The GOP lost its House majority in 2018 after it fared poorly with suburban voters, particularly women. Party leaders are increasingly alarmed that they have made little progress winning them back. Instead, Trump’s incessant feuds, his hard-line position on immigration — including federal raids that left children without their parents — and the stock market’s tumult amid his trade standoff with China threaten to further alienate suburban voters ahead of the 2020 campaign, even in states that have traditionally elected Republicans.

Who could have predicted that there would be some political downsides to allowing Donald Trump to take over their party?

* Lulu Garcia-Navarro argues that the media failed Latinos by not making it clear right away that they were the targets in El Paso.

* Michael Kruse reports on how Kamala D. Harris’s ability to navigate San Francisco’s high society enabled her political rise.
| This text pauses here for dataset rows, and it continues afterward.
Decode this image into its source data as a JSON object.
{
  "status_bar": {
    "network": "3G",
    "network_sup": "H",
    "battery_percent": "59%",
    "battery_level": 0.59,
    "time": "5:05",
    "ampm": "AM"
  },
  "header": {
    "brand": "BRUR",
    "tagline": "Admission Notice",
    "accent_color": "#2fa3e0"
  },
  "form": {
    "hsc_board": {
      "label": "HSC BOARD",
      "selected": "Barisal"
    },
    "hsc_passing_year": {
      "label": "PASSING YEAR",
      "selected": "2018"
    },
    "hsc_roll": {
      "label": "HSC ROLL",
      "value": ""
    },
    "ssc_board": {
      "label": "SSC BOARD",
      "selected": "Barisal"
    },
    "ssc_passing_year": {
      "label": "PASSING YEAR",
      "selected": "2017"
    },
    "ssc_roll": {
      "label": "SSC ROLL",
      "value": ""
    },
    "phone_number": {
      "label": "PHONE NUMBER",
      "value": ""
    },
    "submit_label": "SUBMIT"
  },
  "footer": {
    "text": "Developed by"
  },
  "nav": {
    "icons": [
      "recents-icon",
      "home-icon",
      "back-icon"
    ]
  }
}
* Joe Fox, Adrian Blanco, Jennifer Jenkins, Julie Tate and Wesley Lowery explain what they’ve found in tracking 4,400 police shootings in the five years since Ferguson.

* John Fritze reports that in rallies he has held since becoming president, Trump has used words like "predator," "invasion," "alien," "killer," "criminal" and "animal" more than 500 times.

* Robert Kuttner reports on the next wave of primary challenges to congressional Democrat incumbents.

* Ross Baker describes how the NRA, which he once belonged to, lost him.

* Ryan Reilly reports that in the Trump era the Justice Department has essentially stopped pushing for police reform.

* Jill Filipovic explains how evangelical purity culture explains Trumpism.

* Natasha Korecki and Christopher Cadelago report on the mad rush for candidates to beef up their ground games in Iowa.

* Richard Friedman says that most mass shooters do not have a mental illness; rage and weaponry are often enough.